The best way to do this is to work through your budget. Inspired by my brilliant partner, I’ve come to love a good framework, and I think the best one out there is the 50/30/20 budget. This budget allocated 50% of your monthly spend to needs, 30% to wants, and 20% to savings. You can put at least some of those savings into your investment account.
You might also be learning about investing because you want to understand your retirement account at work. Most companies will have some sort of management for you, but with a little knowledge you can understand what they’re doing and make informed choices for yourself. The most important thing though -max out your yearly contributions! Do not pass up free money!
A Note on ESG Funds

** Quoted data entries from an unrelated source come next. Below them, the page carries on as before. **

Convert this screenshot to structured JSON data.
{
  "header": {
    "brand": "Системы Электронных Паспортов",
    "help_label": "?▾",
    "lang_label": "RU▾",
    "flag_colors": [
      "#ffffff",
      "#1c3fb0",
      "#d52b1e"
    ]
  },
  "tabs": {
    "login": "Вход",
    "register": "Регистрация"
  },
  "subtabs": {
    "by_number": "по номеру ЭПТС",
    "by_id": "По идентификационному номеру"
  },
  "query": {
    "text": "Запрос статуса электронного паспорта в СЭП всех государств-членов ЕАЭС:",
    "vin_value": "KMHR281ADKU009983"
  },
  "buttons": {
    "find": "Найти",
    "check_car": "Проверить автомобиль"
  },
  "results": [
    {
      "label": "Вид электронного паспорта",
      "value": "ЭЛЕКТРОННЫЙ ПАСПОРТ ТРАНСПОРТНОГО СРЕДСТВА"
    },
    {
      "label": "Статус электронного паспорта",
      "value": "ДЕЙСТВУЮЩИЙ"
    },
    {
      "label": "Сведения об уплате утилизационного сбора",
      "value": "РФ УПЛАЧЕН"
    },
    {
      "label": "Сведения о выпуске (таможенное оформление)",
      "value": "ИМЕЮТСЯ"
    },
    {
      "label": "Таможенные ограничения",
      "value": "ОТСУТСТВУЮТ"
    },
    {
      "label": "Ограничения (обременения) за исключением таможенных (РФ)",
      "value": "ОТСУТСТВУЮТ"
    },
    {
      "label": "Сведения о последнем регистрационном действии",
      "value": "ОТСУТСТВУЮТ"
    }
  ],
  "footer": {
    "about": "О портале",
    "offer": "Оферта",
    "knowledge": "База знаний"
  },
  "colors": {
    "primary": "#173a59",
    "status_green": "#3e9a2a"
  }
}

One way to put your money where your values are is to invest in ESG funds. ESG stands for environmental, social, and governance and funds that are considered ESG include these factors in their fund strategy.
If you want to include this strategy for your portfolio, note that there are MANY options and strategies. The two most common investment strategies are inclusionary and exclusionary.
Inclusionary funds only include companies that meet certain ESG criteria. For example, I have shares of WOMN, an inclusionary fund that only holds shares of companies with a focus on women’s empowerment.
Exclusionary funds exclude bad actors, but keep everyone else around. Some of the most commonly excluded companies are fossil fuels, guns, and companies with human rights violations. Vanguard offers a variety of exclusionary funds.
ESG hasn’t been around that long, so many of these funds don’t have a long track record. That unknown adds a little more risk to ESG investing. Do your research and make the right call for you and your particular situation.
Before You Invest, Keep In Mind…
There is no such thing as investing without assuming some risk. Here are a few things to ask yourself to help make sure that you invest according to your own risk tolerance and goals:
- What is the expense ratio? How much might this fund cost me?
- How has this fund performed over the last 5+ years? Is it more volatile than the market as a whole?
- What are the funds holdings? Do they work with my diversification strategy?
- What does the fund’s prospectus say? Does that strategy work for my goals?
Index funds are common choices for beginners, and long-term investors. They make understanding your investment choices simpler, cheaper, and oftentimes, less risky. Following Warren Buffett’s advice, tends to be prudent, so whatever you do, remember to only invest in what you understand!